I haul several bags of rocks for Chris’ construction project. A few trips up the steep hill are enough to drench me in sweat. After lunch I take a machete and head across the river to clear the hillslope trail to the main trail. The work begins without a problem, but I hear a buzzing upon clearing some palm fronds from the main trail and feel a prick on my left elbow. Putting two and two together, I run back down the trail away from the sound. The bees here are Africanized, so they pursue me for several hundred feet before I dive into the river to escape them. Fortunately, I only felt the one sting before I made my escape. I decide that I best let the bees settle down, so I return to the cabins. It is pizza night, so Chris fires up the wood burning stove and bakes up 5 pizzas. I have been waiting for this for the entire week and am quite ready given the work that I did today.

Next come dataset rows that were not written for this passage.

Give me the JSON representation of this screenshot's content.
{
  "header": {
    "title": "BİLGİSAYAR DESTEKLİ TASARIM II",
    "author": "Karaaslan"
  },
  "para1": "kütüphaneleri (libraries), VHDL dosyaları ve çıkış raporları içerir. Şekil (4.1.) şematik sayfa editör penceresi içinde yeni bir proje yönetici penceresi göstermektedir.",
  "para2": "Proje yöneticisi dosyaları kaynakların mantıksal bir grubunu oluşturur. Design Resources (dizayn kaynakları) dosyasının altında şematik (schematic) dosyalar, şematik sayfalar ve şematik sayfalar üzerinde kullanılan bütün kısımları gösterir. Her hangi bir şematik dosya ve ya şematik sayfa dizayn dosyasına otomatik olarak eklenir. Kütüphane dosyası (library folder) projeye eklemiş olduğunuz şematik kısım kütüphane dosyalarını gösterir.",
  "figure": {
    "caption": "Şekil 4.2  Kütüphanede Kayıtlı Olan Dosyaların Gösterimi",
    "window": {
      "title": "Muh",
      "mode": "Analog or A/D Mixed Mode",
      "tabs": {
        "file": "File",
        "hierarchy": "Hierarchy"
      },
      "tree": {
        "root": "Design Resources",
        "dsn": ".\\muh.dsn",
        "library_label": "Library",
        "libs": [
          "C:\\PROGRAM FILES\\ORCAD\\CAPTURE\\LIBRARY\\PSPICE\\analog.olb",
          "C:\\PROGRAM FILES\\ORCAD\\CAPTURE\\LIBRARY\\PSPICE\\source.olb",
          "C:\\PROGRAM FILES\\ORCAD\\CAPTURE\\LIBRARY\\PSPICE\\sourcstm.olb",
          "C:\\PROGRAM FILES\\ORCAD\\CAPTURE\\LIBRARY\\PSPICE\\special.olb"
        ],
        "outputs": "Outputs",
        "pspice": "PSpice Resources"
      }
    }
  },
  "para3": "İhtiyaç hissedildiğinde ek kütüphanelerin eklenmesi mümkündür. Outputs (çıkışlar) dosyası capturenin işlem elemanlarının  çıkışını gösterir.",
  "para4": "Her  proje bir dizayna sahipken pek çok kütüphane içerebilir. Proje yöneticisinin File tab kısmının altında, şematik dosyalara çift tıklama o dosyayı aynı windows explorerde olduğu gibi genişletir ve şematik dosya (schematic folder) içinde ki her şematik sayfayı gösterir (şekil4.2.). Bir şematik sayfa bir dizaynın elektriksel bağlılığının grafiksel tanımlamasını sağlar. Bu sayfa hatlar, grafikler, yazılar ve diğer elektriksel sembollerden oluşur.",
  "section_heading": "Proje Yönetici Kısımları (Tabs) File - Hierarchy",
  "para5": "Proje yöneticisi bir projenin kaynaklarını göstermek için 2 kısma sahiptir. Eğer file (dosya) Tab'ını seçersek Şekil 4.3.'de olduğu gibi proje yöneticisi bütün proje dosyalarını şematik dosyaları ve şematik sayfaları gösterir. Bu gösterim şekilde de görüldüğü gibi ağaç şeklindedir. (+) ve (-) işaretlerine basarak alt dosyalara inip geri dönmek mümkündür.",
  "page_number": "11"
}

I have deeply enjoyed my stay here and wouldn’t mind staying for much longer. Chris’ work has reinvigorated my appreciation for agroforestry systems in conservation planning, as I was somewhat uncertain given the synonymy of different agroforestry systems. Obviously palm oil plantations, which can be considered agroforests, are not the same as Chris’ forest garden, but they are often considered to be tantamount by academics. Seeing the ostensible differences was a great reminder of this fact. Furthermore, I had just begun being comfortable here. I learned the layout of the site, knew my role in the work day, and felt safe. Traveling is a wonderful way to have new experiences and better understand the reality of individuals who live around the world. It helps you to recognize the privilege and benefits in your life, as well as the failures and problems. However, it is also psychologically distressing, at least for individuals who like to be in control, because they are placed into an unknown situation where the brain cannot distinguish from real threats and irrational fears. Some travelers deal with this by ignoring all threats, whereas others, like myself, assume all situations to be risky. Feel something on your shoulder while walking on a rainforest trail? Probably a vine, but it could be a snake. A pinch on your shin? Probably a mosquito, fly or ant, but it could be a kissing bug giving you Chagas disease. Unfortunately, this coping mechanism is mentally exhausting. Chris’ farm was a wonderful because I was able to ignore many travel-related fears and over time, I was able more clearly categorize and separate the reasonable from the unreasonable and focus on the experience itself. Home can be considered an emotional state of security and calm rather than the physical surroundings themselves, but the physical surrounding is inherently tied to that security we feel.